On the Road with USGlass


Do you know what Hyalophobia is? It’s also known as Hyelophobia or Nelophobia. In all my years in this business I never heard of it, until a Jeopardy answer (or question depending on your point) of “What is Nelophobia?” clued me a few weeks ago. Hyalophobia is an insidious disease and can be deadly, especially when it affects architects. And based on what I’m seeing we could be on the cusp of a pandemic if the glass industry doesn’t come to attention quickly.

Hyalophobia is a fear of glass. (Nelophobia is more akin to fear of glass breakage and injury from glass, by the way.) It is synonymous with Hyelophobia and it means fear of glass as a material. I’m afraid we are seeing the pre-cursor to an outbreak among architects. Let me explain.

A recent webinar sponsored by the ComEd Energy Efficiency program and Seventhwave featured a discussion among architects opining that, when it comes to glass and glazing, “less is more.”

Architect Brett Bridgeland of Seventhwave demonstrated modeling examples in which a building with what he called a “strategic” 40-percent window-to-wall ratio (WWR) had a higher Useful Daylight Index when compared to one with an 85-percent WWR.

“The point here,” he said, “is that in most cases, designing the WWR for the sake of saving electrical lighting probably isn’t a valid strategy, and will become even more so as electrical lighting and LED lighting become more efficient on their own.”
Bridgeland added a number of additional examples, opining that having great views is “a more complex optimization problem than just maximizing the amount of glass in the space.”

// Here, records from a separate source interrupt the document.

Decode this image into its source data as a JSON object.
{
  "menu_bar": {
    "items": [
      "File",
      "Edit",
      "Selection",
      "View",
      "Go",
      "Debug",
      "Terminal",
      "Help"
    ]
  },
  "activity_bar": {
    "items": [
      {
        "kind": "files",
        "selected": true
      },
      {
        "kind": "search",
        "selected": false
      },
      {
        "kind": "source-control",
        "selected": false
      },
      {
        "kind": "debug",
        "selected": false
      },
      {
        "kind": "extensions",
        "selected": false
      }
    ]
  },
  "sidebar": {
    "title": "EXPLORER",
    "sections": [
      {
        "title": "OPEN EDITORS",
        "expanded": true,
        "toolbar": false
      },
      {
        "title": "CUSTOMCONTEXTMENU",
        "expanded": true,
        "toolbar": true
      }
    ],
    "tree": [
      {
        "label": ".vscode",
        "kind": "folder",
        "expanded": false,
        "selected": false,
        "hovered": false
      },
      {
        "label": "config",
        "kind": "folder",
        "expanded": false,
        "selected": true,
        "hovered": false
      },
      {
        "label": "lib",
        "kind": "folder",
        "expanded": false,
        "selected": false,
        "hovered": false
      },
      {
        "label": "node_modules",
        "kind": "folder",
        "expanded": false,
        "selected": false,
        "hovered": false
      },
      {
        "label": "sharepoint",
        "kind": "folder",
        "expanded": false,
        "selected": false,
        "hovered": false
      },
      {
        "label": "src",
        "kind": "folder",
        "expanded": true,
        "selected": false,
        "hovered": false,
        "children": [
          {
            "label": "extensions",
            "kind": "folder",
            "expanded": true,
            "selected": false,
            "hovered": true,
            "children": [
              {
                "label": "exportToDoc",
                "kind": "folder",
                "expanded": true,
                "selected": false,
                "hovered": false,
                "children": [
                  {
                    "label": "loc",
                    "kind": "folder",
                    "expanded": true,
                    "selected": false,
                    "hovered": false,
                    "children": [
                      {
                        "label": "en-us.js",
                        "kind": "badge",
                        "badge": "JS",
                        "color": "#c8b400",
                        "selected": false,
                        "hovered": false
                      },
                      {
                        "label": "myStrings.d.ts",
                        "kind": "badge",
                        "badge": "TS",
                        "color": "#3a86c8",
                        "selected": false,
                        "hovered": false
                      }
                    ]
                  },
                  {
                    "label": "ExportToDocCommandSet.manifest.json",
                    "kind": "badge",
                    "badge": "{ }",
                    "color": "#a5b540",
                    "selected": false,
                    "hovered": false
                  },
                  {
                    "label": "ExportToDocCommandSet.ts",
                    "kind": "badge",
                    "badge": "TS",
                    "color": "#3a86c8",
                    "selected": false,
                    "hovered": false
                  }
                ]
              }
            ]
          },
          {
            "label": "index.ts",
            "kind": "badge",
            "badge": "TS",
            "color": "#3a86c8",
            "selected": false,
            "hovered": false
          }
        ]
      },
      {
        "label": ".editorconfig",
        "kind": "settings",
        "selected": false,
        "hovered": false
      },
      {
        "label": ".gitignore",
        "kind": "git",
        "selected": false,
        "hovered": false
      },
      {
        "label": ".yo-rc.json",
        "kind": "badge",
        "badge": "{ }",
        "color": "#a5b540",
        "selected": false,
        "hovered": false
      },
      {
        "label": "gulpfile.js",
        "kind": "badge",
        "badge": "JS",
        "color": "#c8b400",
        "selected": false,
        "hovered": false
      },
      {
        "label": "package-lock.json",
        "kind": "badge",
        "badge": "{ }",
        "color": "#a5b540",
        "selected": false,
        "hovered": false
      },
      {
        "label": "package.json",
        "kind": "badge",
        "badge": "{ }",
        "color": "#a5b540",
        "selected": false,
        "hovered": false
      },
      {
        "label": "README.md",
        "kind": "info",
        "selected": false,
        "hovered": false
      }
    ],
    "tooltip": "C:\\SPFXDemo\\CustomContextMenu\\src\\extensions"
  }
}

Now, it would be easy to discount the premise of and comments in this webinar as Hyalophobia. But that would be short-sighted, because the only medicine that will defeat this disease is data. The only thing that can fight empirical evidence effectively is empirical evidence.

Now at this point, I am guessing you are sitting there thinking of the aesthetics of glass and how important it is to a building occupant’s well-being, etc. All true, but that well-being has yet to be quantified. The webinar participants talked about moving toward designs that remove glass from the sleeping areas in multifamily housing since “people often have their blinds shut anyway.” Really? Any data on this either?
Is there, for that matter, an index of all occupant comfort factors when considered against different types of glass with distinct performance characteristics? And do we know what type of glass Bridgeland and his colleagues considered when developing their matrices?

I remember when Scott Thomsen, then president of Guardian, called me to talk about the proposed changes in the building codes that would result in a massive reduction in that WWR. He expressed some surprise that many in the industry did not feel a sense of urgency. I contacted a number of industry thought leaders including company and association heads, sounding the alarm, and we did a number of digital and print campaigns explaining the issue as well. The industry responded, and “battle for the wall” became the industry’s most successful one to date.

Well this time, I am sounding a different type of alarm. The Hyelophobia we are facing is a small virus right now. But it’s going to grow and mutate as viruses do. And if we, as an industry, are not in the lab NOW creating medicines and preventatives, it will eventually best us. We, as that industry, are going to need an arsenal of measures and data to fight this successful. I am happy to help fight this disease. If you want to help, please reach out. This is a 20-year problem, and it’s not a problem that will be able to be solved by reaction. We need pre-action and proactivity.